This summer sees a return to Cape Cod and, in particular, the chance to renew our acquaintance with the Cape's Summer Baseball League. Those who know my affection for cricket are surprised by my enthusiasm for this most American of pastimes, but I have to point out that the summer league represents what baseball might have become if it hadn't gone down the multi-million dollar route of franchises - in much the same way that the Cape itself, with its village greens, attractive main streets and relaxed atmosphere suggests a kinder alternative model for the development of the United States.
Each year, the best of college ball players are invited to play in the Cape's league, representing one of the dozen or so small towns. They stay with local families, gain vacation employment in their businesses and, when they are not playing in the league, coach numerous local and visiting youngsters in the finer points of the summer game.
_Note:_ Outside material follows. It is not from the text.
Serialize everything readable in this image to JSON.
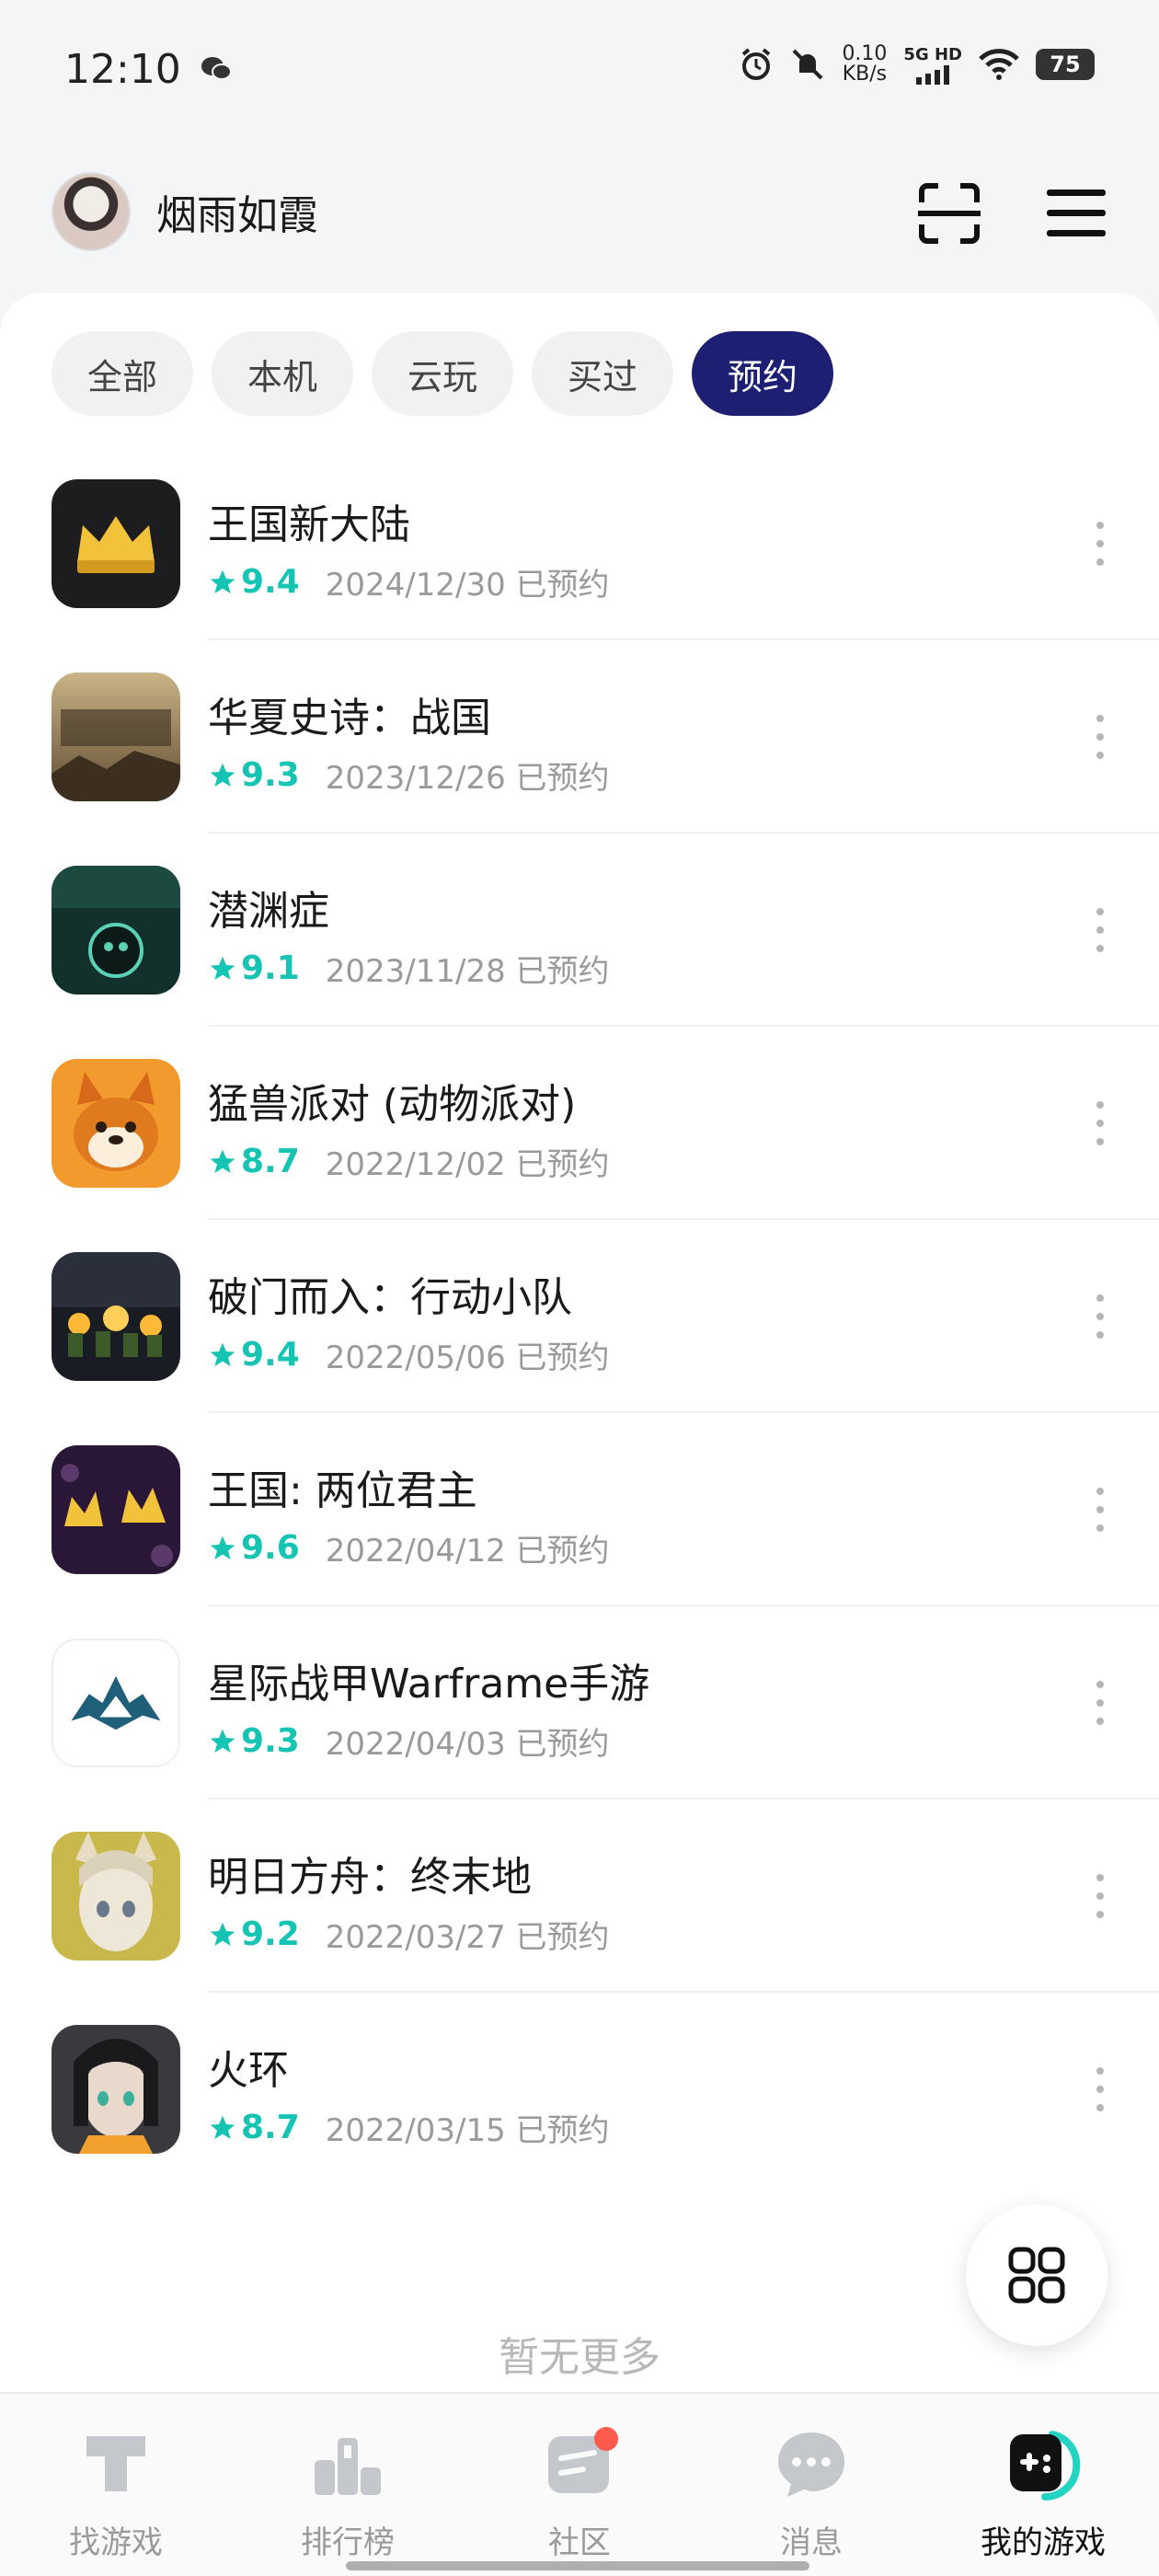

The fixtures are played three nights a week throughout the summer on picturesque grounds along the Cape. Old-fashioned wooden bats are used instead of modern aluminium and the traditions are observed, such as halting the game after the third inning so everyone can join in singing "take me out to the ball game". As you would imagine, the whole spectacle attracts healthy crowds of locals and tourists keen to pass on baseball traditions to the younger generation.
There's an inevitable link with Kevin Costner's film Field of Dreams in which, as a midwestern farmer, he hears voices from the corn telling him to build a baseball diamond right there in the middle of nowhere. Despite his resistance, the voice from the fields keeps saying: "If you build it, they will come."
Eventually he succumbs and, when the park is ready he witnesses, through the magic of the movies, his long-dead baseball heroes at practice. Included is his dad, as a teenager, and they get to fulfil the dream of playing ball together.
I first saw the film when showing it to a class of school refusers in a youth strategy centre. At the repetition of "If you build it, they will come", one of the lads turned thoughtful. "Like school," he said, "if you make it good enough, all the pupils will come to it."
Sean McPartlin is depute head of St Margaret's Academy in Livingston.